By Jack Phillips
Twitter owner Elon Musk on Thursday announced, and then rolled out, a feature on the social media platform that allows users to see how many people viewed a post.
“Twitter is rolling out View Count, so you can see how many times a tweet has been seen! This is normal for video. Shows how much more alive Twitter is than it may seem, as over 90% of Twitter users read, but don’t tweet, reply or like, as those are public actions,” Musk wrote. Hours after his post, users reported seeing the feature.
In another post, Musk said that the impressions will be shown to all Twitter users and not just the individual who made the post. A similar feature exists within the platform in which a post’s analytics can be accessed.
Musk’s announcement Tuesday comes days after he said he would be stepping down as Twitter’s chief executive after he purchased the platform for $44 billion in late October, rolling out a number of changes and new features. The Tesla and SpaceX CEO had posted a poll on his account asking if he should remain the CEO of the social media platform, and a majority of respondents said “no.” However, some speculated that the informal, online poll was targeted by bot accounts.
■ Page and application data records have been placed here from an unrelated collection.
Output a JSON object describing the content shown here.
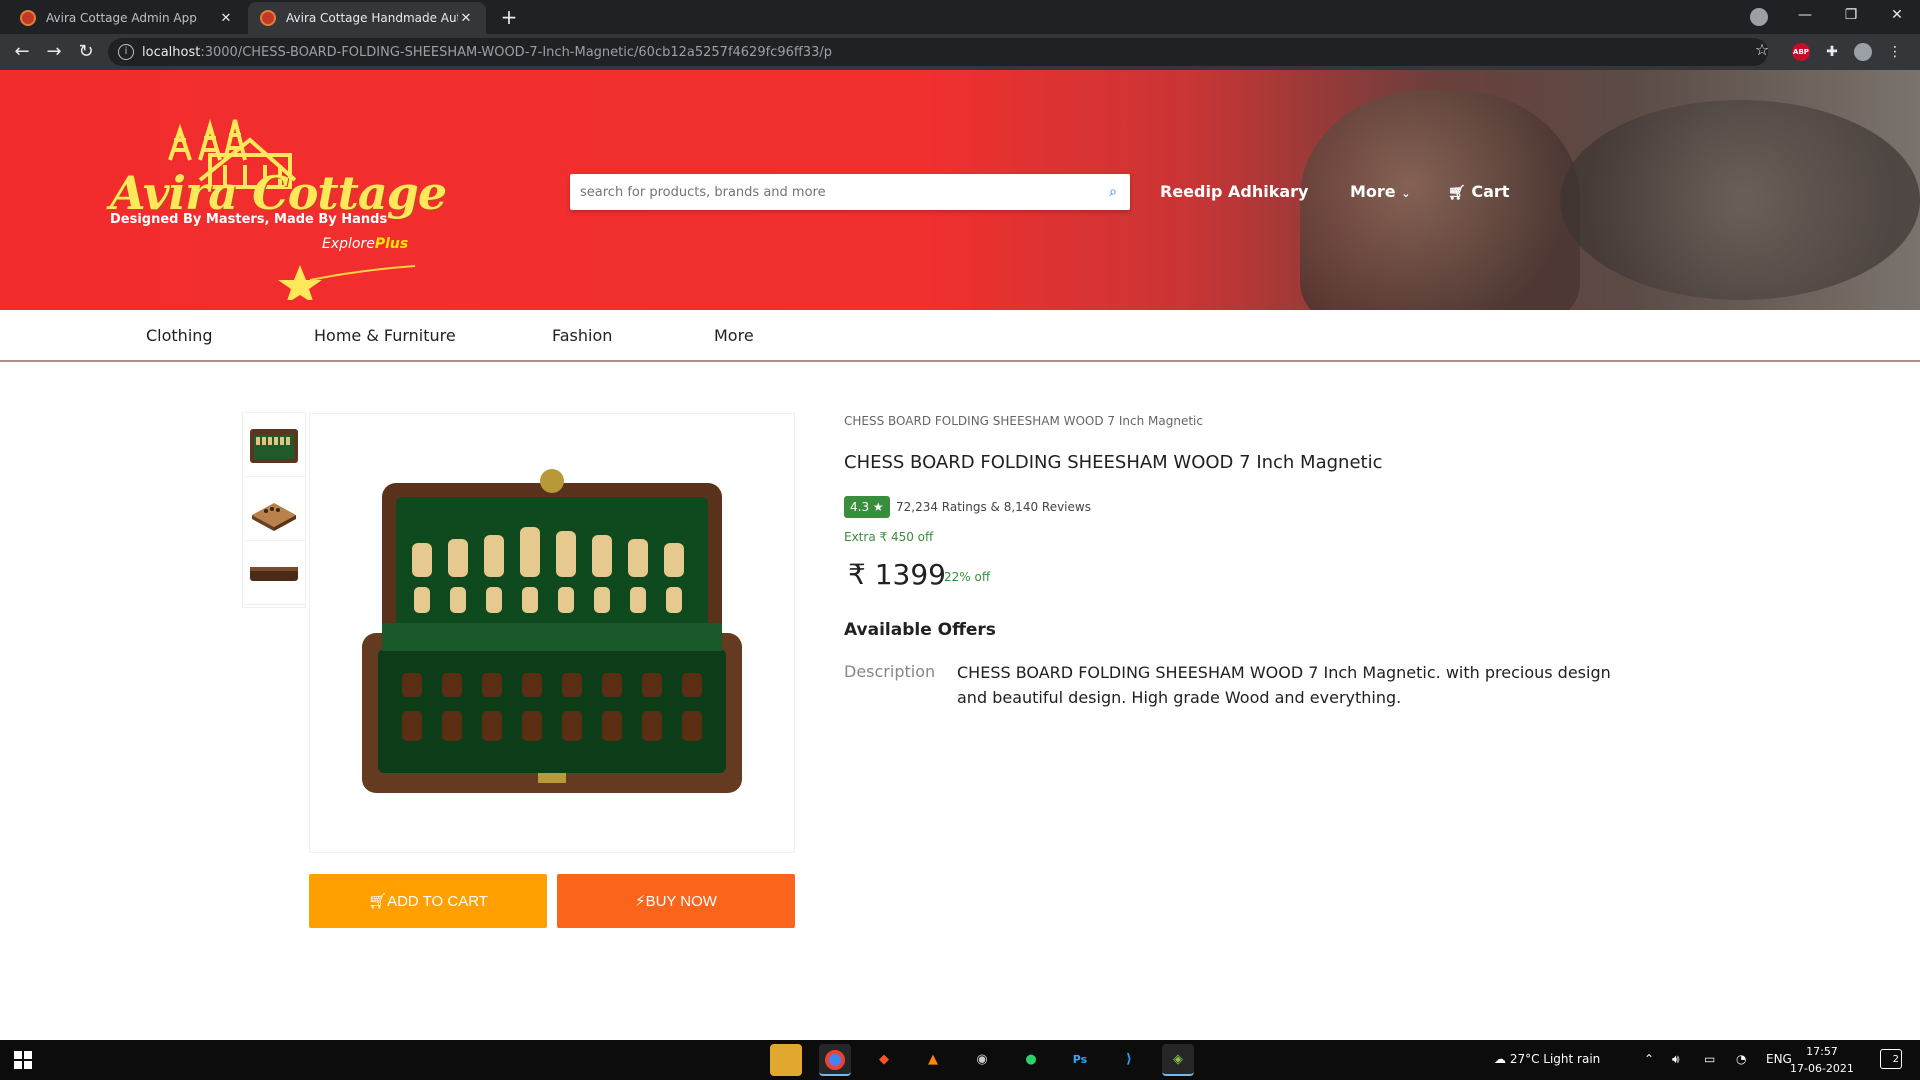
{
  "browser": {
    "tabs": [
      {
        "title": "Avira Cottage Admin App",
        "active": false
      },
      {
        "title": "Avira Cottage Handmade Authen",
        "active": true
      }
    ],
    "url_host": "localhost",
    "url_path": ":3000/CHESS-BOARD-FOLDING-SHEESHAM-WOOD-7-Inch-Magnetic/60cb12a5257f4629fc96ff33/p",
    "ext_abp": "ABP"
  },
  "header": {
    "logo_name": "Avira Cottage",
    "logo_tagline": "Designed By Masters, Made By Hands",
    "logo_explore": "Explore",
    "logo_plus": "Plus",
    "search_placeholder": "search for products, brands and more",
    "user_name": "Reedip Adhikary",
    "more_label": "More",
    "cart_label": "Cart"
  },
  "categories": [
    "Clothing",
    "Home & Furniture",
    "Fashion",
    "More"
  ],
  "product": {
    "breadcrumb": "CHESS BOARD FOLDING SHEESHAM WOOD 7 Inch Magnetic",
    "title": "CHESS BOARD FOLDING SHEESHAM WOOD 7 Inch Magnetic",
    "rating": "4.3",
    "ratings_reviews": "72,234 Ratings & 8,140 Reviews",
    "extra_off": "Extra ₹ 450 off",
    "price": "₹ 1399",
    "discount": "22% off",
    "offers_heading": "Available Offers",
    "description_label": "Description",
    "description": "CHESS BOARD FOLDING SHEESHAM WOOD 7 Inch Magnetic. with precious design and beautiful design. High grade Wood and everything.",
    "add_to_cart": "ADD TO CART",
    "buy_now": "BUY NOW"
  },
  "taskbar": {
    "weather": "27°C  Light rain",
    "lang": "ENG",
    "time": "17:57",
    "date": "17-06-2021",
    "notifications": "2"
  },
  "colors": {
    "banner_red": "#f22c2c",
    "add_to_cart": "#ff9f00",
    "buy_now": "#fb641b",
    "rating_green": "#388e3c"
  }
}
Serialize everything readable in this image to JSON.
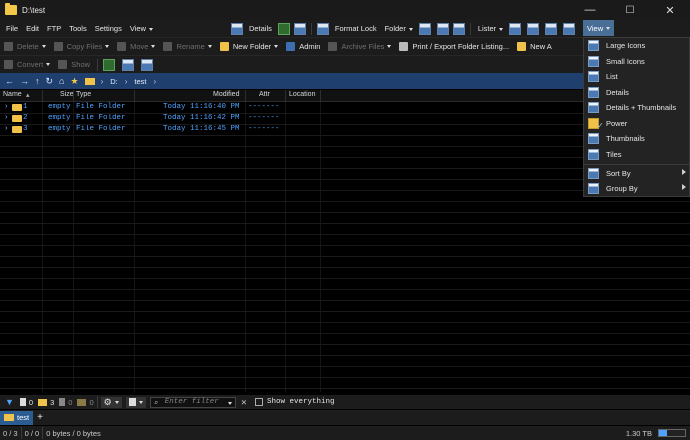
{
  "window": {
    "title": "D:\\test",
    "controls": [
      "—",
      "☐",
      "✕"
    ]
  },
  "menubar": {
    "items": [
      "File",
      "Edit",
      "FTP",
      "Tools",
      "Settings",
      "View"
    ],
    "details_label": "Details",
    "format_lock_label": "Format Lock",
    "folder_label": "Folder",
    "lister_label": "Lister",
    "view_label": "View"
  },
  "toolbar1": {
    "items": [
      "Delete",
      "Copy Files",
      "Move",
      "Rename",
      "New Folder",
      "Admin",
      "Archive Files",
      "Print / Export Folder Listing...",
      "New A"
    ]
  },
  "toolbar2": {
    "items": [
      "Convert",
      "Show"
    ]
  },
  "address": {
    "drive": "D:",
    "folder": "test"
  },
  "columns": [
    "Name",
    "Size",
    "Type",
    "Modified",
    "Attr",
    "Location"
  ],
  "files": [
    {
      "name": "1",
      "size": "empty",
      "type": "File Folder",
      "modified": "Today  11:16:40 PM",
      "attr": "-------"
    },
    {
      "name": "2",
      "size": "empty",
      "type": "File Folder",
      "modified": "Today  11:16:42 PM",
      "attr": "-------"
    },
    {
      "name": "3",
      "size": "empty",
      "type": "File Folder",
      "modified": "Today  11:16:45 PM",
      "attr": "-------"
    }
  ],
  "filterbar": {
    "file_count": "0",
    "folder_count": "3",
    "count3": "0",
    "count4": "0",
    "filter_placeholder": "Enter filter",
    "clear": "✕",
    "show_everything": "Show everything"
  },
  "tabs": {
    "active": "test",
    "add": "+"
  },
  "status": {
    "selected": "0 / 3",
    "files": "0 / 0",
    "bytes": "0 bytes / 0 bytes",
    "free": "1.30 TB"
  },
  "view_menu": {
    "items": [
      "Large Icons",
      "Small Icons",
      "List",
      "Details",
      "Details + Thumbnails",
      "Power",
      "Thumbnails",
      "Tiles"
    ],
    "sort_by": "Sort By",
    "group_by": "Group By",
    "checked": "Power"
  },
  "colors": {
    "accent": "#4a6f97",
    "address": "#1f3f6f",
    "file_text": "#4ea3ff",
    "folder": "#f0c24a"
  }
}
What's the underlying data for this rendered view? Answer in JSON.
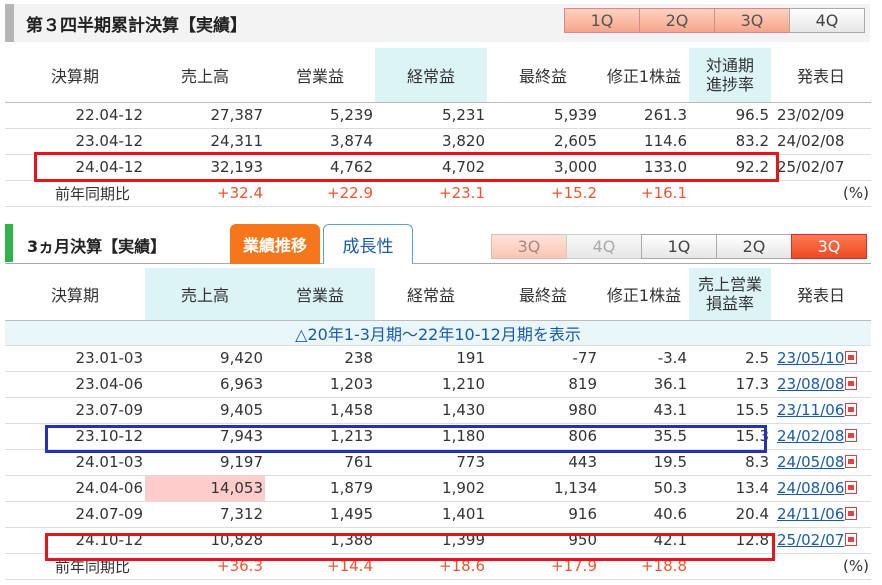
{
  "cumulative": {
    "title": "第３四半期累計決算【実績】",
    "tabs": [
      "1Q",
      "2Q",
      "3Q",
      "4Q"
    ],
    "headers": {
      "period": "決算期",
      "sales": "売上高",
      "op": "営業益",
      "ord": "経常益",
      "net": "最終益",
      "eps": "修正1株益",
      "ratio1": "対通期",
      "ratio2": "進捗率",
      "date": "発表日"
    },
    "rows": [
      {
        "period": "22.04-12",
        "sales": "27,387",
        "op": "5,239",
        "ord": "5,231",
        "net": "5,939",
        "eps": "261.3",
        "ratio": "96.5",
        "date": "23/02/09"
      },
      {
        "period": "23.04-12",
        "sales": "24,311",
        "op": "3,874",
        "ord": "3,820",
        "net": "2,605",
        "eps": "114.6",
        "ratio": "83.2",
        "date": "24/02/08"
      },
      {
        "period": "24.04-12",
        "sales": "32,193",
        "op": "4,762",
        "ord": "4,702",
        "net": "3,000",
        "eps": "133.0",
        "ratio": "92.2",
        "date": "25/02/07"
      }
    ],
    "yoy": {
      "label": "前年同期比",
      "sales": "+32.4",
      "op": "+22.9",
      "ord": "+23.1",
      "net": "+15.2",
      "eps": "+16.1",
      "unit": "(%)"
    }
  },
  "quarterly": {
    "title": "3ヵ月決算【実績】",
    "tab_trend": "業績推移",
    "tab_growth": "成長性",
    "tabs": [
      "3Q",
      "4Q",
      "1Q",
      "2Q",
      "3Q"
    ],
    "headers": {
      "period": "決算期",
      "sales": "売上高",
      "op": "営業益",
      "ord": "経常益",
      "net": "最終益",
      "eps": "修正1株益",
      "margin1": "売上営業",
      "margin2": "損益率",
      "date": "発表日"
    },
    "toggle": "△20年1-3月期～22年10-12月期を表示",
    "rows": [
      {
        "period": "23.01-03",
        "sales": "9,420",
        "op": "238",
        "ord": "191",
        "net": "-77",
        "eps": "-3.4",
        "margin": "2.5",
        "date": "23/05/10"
      },
      {
        "period": "23.04-06",
        "sales": "6,963",
        "op": "1,203",
        "ord": "1,210",
        "net": "819",
        "eps": "36.1",
        "margin": "17.3",
        "date": "23/08/08"
      },
      {
        "period": "23.07-09",
        "sales": "9,405",
        "op": "1,458",
        "ord": "1,430",
        "net": "980",
        "eps": "43.1",
        "margin": "15.5",
        "date": "23/11/06"
      },
      {
        "period": "23.10-12",
        "sales": "7,943",
        "op": "1,213",
        "ord": "1,180",
        "net": "806",
        "eps": "35.5",
        "margin": "15.3",
        "date": "24/02/08"
      },
      {
        "period": "24.01-03",
        "sales": "9,197",
        "op": "761",
        "ord": "773",
        "net": "443",
        "eps": "19.5",
        "margin": "8.3",
        "date": "24/05/08"
      },
      {
        "period": "24.04-06",
        "sales": "14,053",
        "op": "1,879",
        "ord": "1,902",
        "net": "1,134",
        "eps": "50.3",
        "margin": "13.4",
        "date": "24/08/06"
      },
      {
        "period": "24.07-09",
        "sales": "7,312",
        "op": "1,495",
        "ord": "1,401",
        "net": "916",
        "eps": "40.6",
        "margin": "20.4",
        "date": "24/11/06"
      },
      {
        "period": "24.10-12",
        "sales": "10,828",
        "op": "1,388",
        "ord": "1,399",
        "net": "950",
        "eps": "42.1",
        "margin": "12.8",
        "date": "25/02/07"
      }
    ],
    "yoy": {
      "label": "前年同期比",
      "sales": "+36.3",
      "op": "+14.4",
      "ord": "+18.6",
      "net": "+17.9",
      "eps": "+18.8",
      "unit": "(%)"
    }
  },
  "colors": {
    "highlight_red": "#e8141c",
    "highlight_blue": "#2731b8",
    "accent_orange": "#f6761a",
    "plus": "#ee5533"
  }
}
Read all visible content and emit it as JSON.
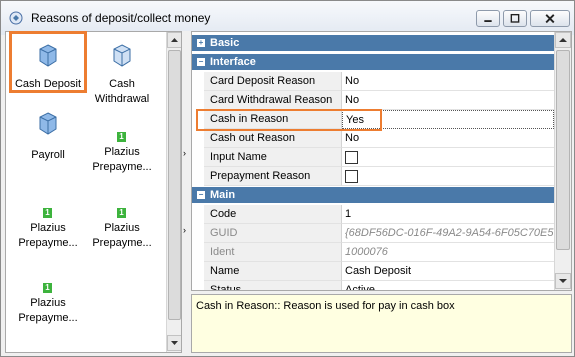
{
  "window": {
    "title": "Reasons of deposit/collect money"
  },
  "colors": {
    "highlight": "#ed7d31",
    "category_header": "#4a79a9",
    "description_bg": "#ffffe1"
  },
  "icons": {
    "title": "window-app-icon",
    "tile": "cube-icon",
    "new_badge": "green-one-badge"
  },
  "tiles": [
    {
      "label": "Cash Deposit",
      "icon": "cube-icon",
      "badge": ""
    },
    {
      "label": "Cash Withdrawal",
      "icon": "cube-icon",
      "badge": ""
    },
    {
      "label": "Payroll",
      "icon": "cube-icon",
      "badge": ""
    },
    {
      "label": "Plazius Prepayme...",
      "icon": "badge",
      "badge": "1"
    },
    {
      "label": "Plazius Prepayme...",
      "icon": "badge",
      "badge": "1"
    },
    {
      "label": "Plazius Prepayme...",
      "icon": "badge",
      "badge": "1"
    },
    {
      "label": "Plazius Prepayme...",
      "icon": "badge",
      "badge": "1"
    }
  ],
  "grid": {
    "categories": {
      "basic": "Basic",
      "interface": "Interface",
      "main": "Main"
    },
    "interface_rows": [
      {
        "name": "Card Deposit Reason",
        "value": "No"
      },
      {
        "name": "Card Withdrawal Reason",
        "value": "No"
      },
      {
        "name": "Cash in Reason",
        "value": "Yes"
      },
      {
        "name": "Cash out Reason",
        "value": "No"
      },
      {
        "name": "Input Name",
        "value": ""
      },
      {
        "name": "Prepayment Reason",
        "value": ""
      }
    ],
    "main_rows": [
      {
        "name": "Code",
        "value": "1"
      },
      {
        "name": "GUID",
        "value": "{68DF56DC-016F-49A2-9A54-6F05C70E5"
      },
      {
        "name": "Ident",
        "value": "1000076"
      },
      {
        "name": "Name",
        "value": "Cash Deposit"
      },
      {
        "name": "Status",
        "value": "Active"
      }
    ]
  },
  "description": "Cash in Reason:: Reason is used for pay in cash box"
}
“I will resign as CEO as soon as I find someone foolish enough to take the job! After that, I will just run the software & servers teams,” Musk wrote on Twitter. He did not provide a timetable.
After taking over the platform, a number of prominent conservative accounts were restored, including former President Donald Trump, Rep. Marjorie Taylor Greene (R-Ga.), James Lindsay, Jordan Peterson, and the Babylon Bee. As for Trump, the 45th president has not used the platform since his account was reinstated.
This week, the U.S. Securities and Exchange Commission (SEC) on Thursday denied allegations that it is violating Musk’s free speech rights by trying to enforce a fraud settlement.
In a brief filed Thursday, the SEC said the tech billionaire waived his First Amendment rights by agreeing to the settlement and amendments. The federal agency also said it disputes Musk’s argument to scrap the agreement because he signed it under financial duress and didn’t understand it, while it argued that doing its job in the interest of shareholders and markets outweigh Musk’s capacity to make Twitter posts about Tesla without the company’s approval.
“Musk’s agreement protects investors by ensuring that the information the public uses to make decisions about Tesla securities is accurate and consistent with what Tesla reports,” the agency’s brief said.
The Associated Press contributed to this report.